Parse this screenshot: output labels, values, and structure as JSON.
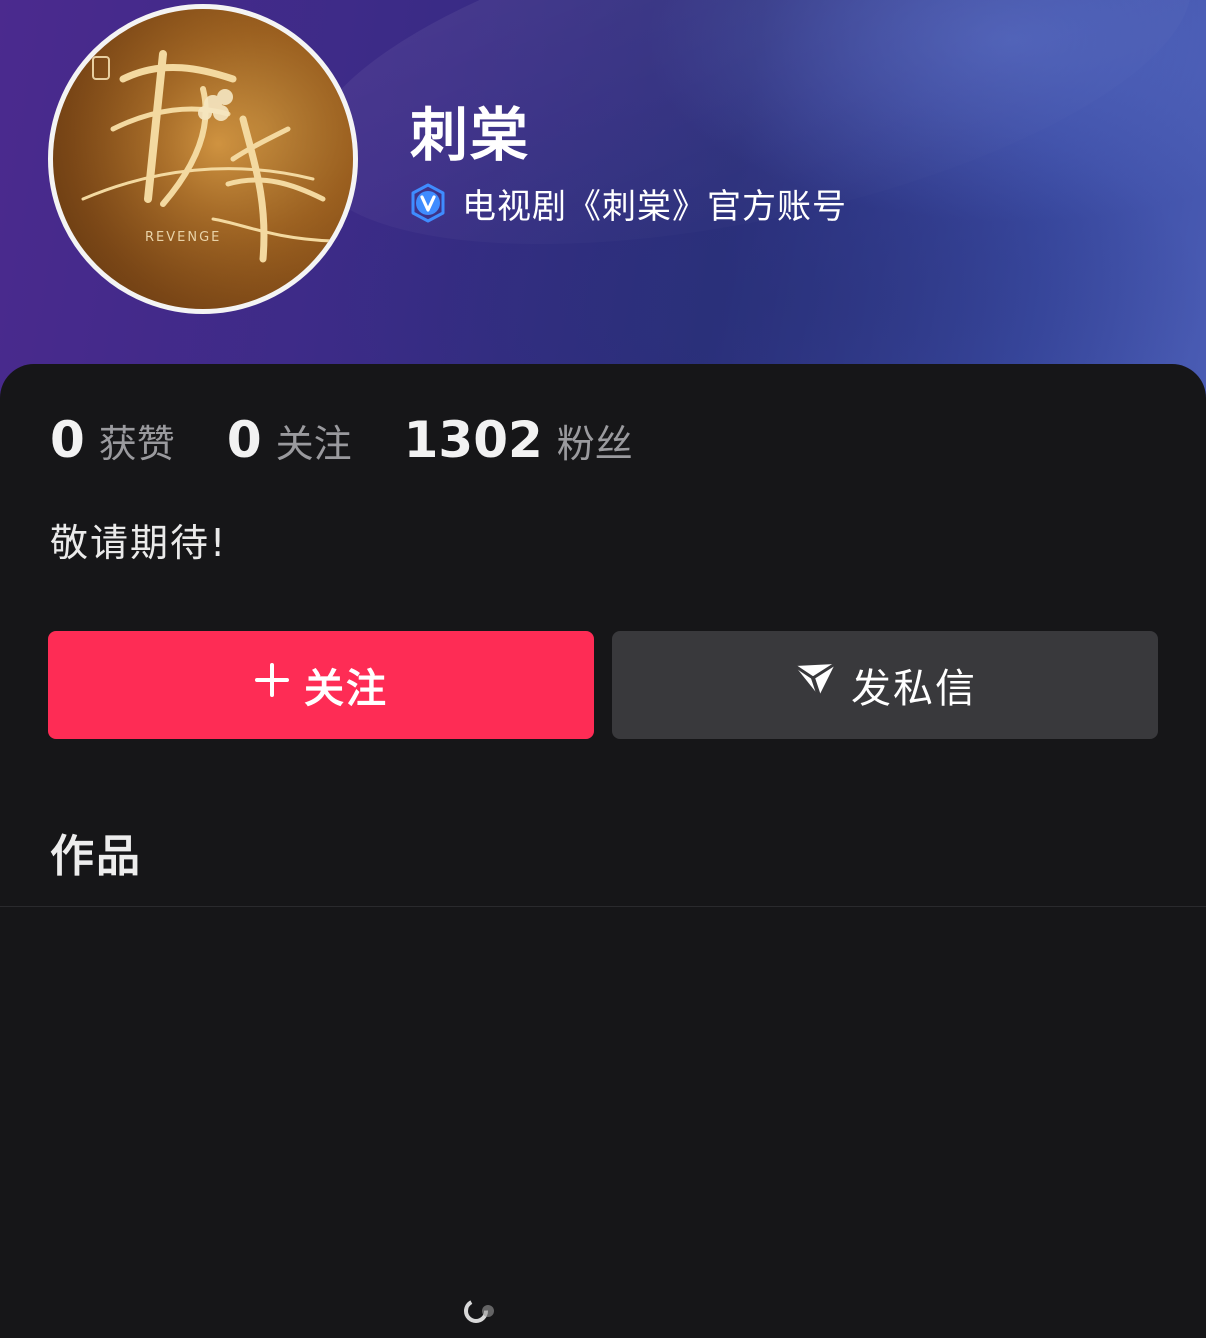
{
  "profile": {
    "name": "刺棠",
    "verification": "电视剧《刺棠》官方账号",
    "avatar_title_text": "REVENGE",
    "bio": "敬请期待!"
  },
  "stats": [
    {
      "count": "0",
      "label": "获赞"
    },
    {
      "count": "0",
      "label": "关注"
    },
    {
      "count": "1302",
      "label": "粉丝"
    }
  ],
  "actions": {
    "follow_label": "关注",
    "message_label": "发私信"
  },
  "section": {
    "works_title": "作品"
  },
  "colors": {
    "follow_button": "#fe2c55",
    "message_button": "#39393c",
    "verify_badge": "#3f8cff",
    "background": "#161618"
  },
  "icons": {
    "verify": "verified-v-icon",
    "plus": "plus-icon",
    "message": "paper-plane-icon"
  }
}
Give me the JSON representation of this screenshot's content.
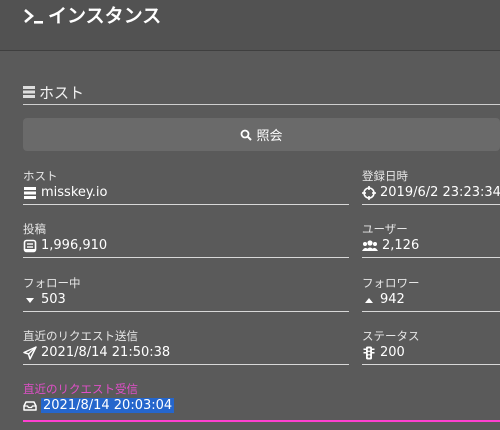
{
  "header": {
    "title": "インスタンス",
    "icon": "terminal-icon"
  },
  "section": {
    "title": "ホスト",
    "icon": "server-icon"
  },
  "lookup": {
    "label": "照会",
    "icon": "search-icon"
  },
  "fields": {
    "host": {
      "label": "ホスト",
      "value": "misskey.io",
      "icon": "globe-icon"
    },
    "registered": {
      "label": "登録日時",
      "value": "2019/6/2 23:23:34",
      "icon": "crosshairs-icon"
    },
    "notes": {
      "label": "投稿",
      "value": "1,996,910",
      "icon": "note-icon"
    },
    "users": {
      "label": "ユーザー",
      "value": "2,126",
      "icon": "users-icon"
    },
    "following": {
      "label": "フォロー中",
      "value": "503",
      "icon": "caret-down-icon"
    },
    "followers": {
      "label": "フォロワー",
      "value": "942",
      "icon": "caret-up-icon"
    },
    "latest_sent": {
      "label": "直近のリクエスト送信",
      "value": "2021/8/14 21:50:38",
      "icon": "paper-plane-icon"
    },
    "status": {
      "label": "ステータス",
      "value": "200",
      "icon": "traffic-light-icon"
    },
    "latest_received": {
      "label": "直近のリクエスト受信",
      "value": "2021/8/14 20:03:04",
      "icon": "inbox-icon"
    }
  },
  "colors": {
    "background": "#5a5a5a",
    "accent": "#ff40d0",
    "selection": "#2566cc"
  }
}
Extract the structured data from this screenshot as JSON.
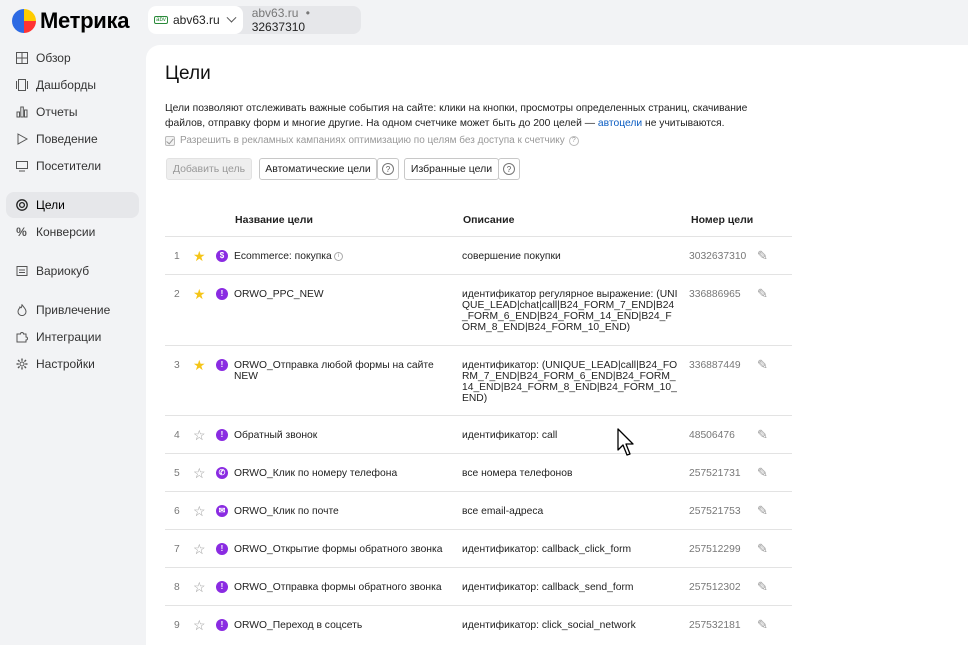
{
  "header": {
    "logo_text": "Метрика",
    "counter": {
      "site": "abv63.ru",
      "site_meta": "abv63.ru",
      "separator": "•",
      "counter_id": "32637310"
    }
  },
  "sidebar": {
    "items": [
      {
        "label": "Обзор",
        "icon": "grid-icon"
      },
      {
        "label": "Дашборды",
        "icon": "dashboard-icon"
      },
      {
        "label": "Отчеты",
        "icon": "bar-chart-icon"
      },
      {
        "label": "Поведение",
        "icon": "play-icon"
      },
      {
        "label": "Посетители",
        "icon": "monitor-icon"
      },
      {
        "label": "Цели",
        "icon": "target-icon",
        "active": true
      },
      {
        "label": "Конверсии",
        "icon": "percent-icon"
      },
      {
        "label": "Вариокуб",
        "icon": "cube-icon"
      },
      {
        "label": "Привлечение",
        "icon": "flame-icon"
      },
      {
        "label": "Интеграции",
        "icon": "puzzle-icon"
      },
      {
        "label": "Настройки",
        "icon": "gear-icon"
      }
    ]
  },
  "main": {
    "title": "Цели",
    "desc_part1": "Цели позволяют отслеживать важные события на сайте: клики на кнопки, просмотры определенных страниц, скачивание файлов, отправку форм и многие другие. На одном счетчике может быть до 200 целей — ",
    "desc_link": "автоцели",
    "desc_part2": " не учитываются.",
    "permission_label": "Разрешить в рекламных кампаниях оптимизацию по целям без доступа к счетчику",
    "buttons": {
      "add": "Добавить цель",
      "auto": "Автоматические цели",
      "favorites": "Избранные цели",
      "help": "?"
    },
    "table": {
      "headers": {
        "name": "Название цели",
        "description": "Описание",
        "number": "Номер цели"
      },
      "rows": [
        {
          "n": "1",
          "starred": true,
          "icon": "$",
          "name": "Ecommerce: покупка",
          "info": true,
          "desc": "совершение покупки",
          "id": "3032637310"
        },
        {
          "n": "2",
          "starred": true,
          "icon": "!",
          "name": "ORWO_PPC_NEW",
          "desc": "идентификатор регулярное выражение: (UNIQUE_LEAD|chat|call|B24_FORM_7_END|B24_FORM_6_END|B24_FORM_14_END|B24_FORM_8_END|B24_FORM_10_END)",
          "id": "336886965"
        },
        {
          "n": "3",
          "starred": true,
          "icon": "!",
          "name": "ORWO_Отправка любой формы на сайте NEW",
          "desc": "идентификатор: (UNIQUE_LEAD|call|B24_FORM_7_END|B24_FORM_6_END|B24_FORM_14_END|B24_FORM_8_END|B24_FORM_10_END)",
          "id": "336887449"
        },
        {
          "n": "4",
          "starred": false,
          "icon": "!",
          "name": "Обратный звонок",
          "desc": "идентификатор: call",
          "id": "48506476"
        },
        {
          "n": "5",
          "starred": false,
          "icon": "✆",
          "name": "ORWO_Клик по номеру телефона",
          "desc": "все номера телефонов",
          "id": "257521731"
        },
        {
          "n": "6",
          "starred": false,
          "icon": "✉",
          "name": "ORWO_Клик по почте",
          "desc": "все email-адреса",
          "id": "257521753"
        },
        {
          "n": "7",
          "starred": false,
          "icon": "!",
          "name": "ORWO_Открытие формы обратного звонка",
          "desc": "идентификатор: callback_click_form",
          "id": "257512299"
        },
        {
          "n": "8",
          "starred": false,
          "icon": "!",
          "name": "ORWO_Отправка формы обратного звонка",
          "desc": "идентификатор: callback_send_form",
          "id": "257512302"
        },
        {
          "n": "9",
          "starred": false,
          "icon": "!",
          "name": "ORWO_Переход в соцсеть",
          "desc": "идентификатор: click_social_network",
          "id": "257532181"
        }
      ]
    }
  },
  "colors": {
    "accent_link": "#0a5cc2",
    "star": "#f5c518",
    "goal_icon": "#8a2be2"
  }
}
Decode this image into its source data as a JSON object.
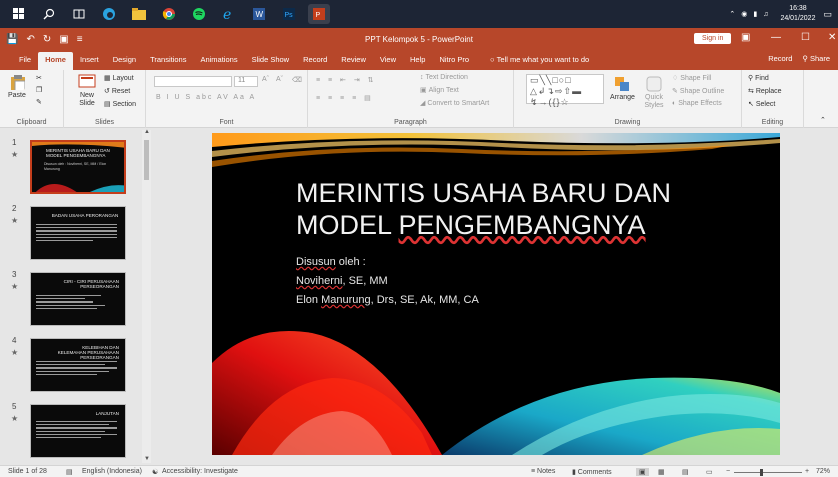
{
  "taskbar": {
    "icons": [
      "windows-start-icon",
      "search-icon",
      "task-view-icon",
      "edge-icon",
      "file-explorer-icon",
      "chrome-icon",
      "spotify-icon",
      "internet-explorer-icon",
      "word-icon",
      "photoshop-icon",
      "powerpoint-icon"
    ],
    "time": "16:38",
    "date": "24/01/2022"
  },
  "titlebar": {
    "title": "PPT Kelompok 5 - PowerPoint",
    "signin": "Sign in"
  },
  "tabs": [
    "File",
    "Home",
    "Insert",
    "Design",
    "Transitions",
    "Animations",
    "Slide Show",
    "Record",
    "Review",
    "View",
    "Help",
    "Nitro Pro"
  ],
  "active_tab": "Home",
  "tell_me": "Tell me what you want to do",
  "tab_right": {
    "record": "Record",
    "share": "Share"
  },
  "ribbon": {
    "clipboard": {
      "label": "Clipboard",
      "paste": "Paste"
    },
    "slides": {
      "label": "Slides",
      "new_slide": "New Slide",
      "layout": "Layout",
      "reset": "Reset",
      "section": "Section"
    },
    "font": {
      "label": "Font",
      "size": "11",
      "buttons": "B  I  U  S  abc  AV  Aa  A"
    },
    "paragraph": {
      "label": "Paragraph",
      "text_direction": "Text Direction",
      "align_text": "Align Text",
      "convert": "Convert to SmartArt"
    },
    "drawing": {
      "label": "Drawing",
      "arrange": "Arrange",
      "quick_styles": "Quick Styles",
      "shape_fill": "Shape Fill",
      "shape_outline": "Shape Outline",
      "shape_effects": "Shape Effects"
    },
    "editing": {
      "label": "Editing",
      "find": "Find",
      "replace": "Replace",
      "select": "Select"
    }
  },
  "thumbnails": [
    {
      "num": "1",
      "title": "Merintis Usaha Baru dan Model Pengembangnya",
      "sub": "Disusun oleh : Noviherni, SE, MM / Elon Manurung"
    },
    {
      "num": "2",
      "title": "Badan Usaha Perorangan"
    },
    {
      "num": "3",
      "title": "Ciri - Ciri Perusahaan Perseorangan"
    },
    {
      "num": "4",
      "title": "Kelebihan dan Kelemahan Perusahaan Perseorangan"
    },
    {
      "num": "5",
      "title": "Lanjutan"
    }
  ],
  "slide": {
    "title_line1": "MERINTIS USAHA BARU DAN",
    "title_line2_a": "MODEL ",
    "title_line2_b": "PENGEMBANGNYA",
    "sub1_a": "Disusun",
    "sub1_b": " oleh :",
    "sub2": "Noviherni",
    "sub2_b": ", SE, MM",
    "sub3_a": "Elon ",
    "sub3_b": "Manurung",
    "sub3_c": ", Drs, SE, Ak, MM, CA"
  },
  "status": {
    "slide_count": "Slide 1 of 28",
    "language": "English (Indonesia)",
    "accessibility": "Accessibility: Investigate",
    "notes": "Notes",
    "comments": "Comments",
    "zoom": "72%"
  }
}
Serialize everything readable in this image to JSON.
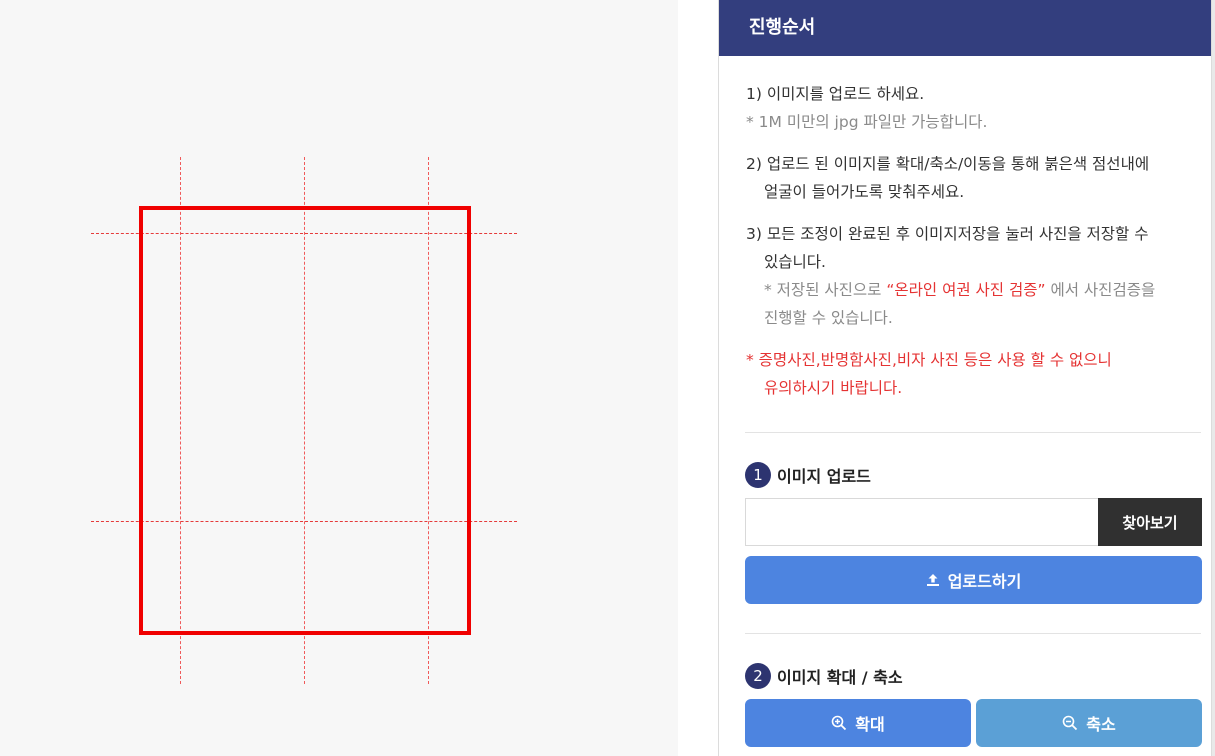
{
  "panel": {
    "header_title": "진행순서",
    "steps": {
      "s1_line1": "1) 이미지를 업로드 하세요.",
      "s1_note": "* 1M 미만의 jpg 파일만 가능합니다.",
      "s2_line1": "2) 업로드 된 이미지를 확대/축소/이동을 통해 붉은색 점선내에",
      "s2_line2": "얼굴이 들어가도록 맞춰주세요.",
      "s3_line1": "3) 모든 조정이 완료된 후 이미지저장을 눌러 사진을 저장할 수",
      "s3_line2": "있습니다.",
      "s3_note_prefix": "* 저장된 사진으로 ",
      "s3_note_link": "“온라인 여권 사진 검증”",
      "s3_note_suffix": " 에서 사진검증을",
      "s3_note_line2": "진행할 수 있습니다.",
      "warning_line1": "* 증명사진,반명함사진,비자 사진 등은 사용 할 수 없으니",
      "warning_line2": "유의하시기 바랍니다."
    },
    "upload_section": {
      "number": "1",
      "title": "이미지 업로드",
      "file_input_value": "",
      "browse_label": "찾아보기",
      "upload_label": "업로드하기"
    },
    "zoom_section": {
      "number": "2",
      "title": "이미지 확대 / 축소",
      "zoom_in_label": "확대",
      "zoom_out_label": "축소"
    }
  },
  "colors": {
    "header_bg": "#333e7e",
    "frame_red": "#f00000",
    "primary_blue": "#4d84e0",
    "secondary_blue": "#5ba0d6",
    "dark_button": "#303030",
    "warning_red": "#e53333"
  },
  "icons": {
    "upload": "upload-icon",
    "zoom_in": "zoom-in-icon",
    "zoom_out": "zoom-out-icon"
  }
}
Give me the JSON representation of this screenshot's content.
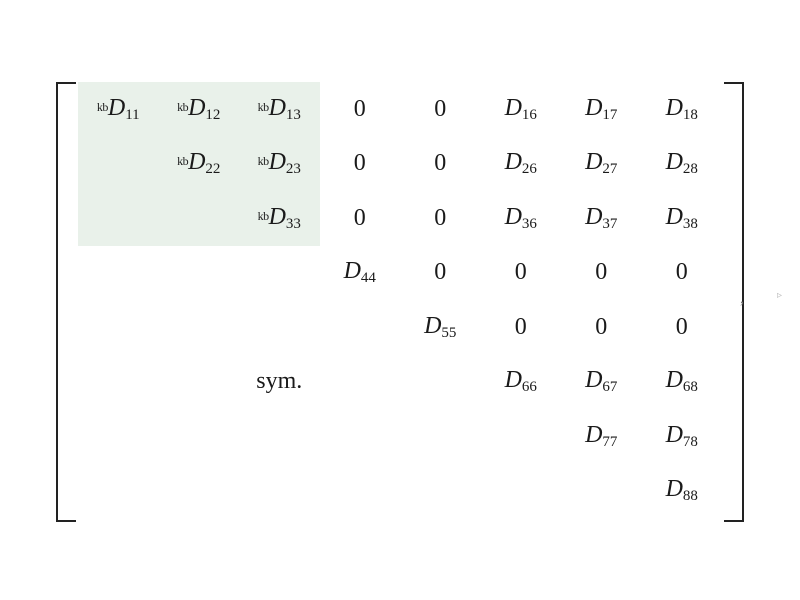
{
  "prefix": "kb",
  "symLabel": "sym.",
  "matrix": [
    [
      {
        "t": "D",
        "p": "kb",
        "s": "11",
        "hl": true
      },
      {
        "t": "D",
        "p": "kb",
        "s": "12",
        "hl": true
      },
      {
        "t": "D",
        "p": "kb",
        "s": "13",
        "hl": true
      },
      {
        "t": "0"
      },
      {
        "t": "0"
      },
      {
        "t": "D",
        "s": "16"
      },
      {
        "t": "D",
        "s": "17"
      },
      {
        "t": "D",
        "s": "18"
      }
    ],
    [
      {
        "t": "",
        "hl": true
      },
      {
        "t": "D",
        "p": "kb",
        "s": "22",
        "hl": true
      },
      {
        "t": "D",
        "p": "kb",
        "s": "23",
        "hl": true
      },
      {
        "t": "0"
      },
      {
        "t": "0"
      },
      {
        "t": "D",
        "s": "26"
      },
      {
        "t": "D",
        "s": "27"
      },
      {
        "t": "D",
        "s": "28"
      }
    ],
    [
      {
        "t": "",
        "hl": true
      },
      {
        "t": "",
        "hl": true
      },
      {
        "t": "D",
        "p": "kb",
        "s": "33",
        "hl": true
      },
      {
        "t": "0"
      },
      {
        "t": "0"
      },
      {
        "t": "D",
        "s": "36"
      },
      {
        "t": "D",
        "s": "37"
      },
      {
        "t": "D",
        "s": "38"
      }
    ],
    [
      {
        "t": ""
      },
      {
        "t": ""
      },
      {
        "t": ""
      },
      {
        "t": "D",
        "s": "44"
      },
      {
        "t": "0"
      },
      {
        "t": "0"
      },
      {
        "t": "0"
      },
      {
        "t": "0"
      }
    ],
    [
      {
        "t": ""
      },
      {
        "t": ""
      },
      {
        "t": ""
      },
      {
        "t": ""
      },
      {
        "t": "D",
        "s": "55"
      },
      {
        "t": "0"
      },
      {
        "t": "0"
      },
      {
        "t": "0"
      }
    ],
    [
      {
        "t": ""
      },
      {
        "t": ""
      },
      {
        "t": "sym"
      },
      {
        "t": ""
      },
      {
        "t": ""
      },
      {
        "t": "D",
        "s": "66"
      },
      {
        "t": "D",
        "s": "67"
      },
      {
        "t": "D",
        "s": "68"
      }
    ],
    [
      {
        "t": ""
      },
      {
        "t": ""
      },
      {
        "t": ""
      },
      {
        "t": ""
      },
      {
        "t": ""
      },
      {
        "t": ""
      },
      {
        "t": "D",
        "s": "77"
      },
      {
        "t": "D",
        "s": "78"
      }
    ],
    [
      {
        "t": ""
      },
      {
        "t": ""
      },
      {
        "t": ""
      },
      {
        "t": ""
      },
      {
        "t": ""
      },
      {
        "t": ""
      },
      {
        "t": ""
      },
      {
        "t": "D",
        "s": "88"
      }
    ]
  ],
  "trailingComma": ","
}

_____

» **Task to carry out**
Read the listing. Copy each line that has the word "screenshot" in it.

» **Solution**
Parse this screenshot: output labels, values, and structure as JSON.
Give me the JSON representation of this screenshot's content.
Extract the structured data from this screenshot as JSON.
Give me the JSON representation of this screenshot's content.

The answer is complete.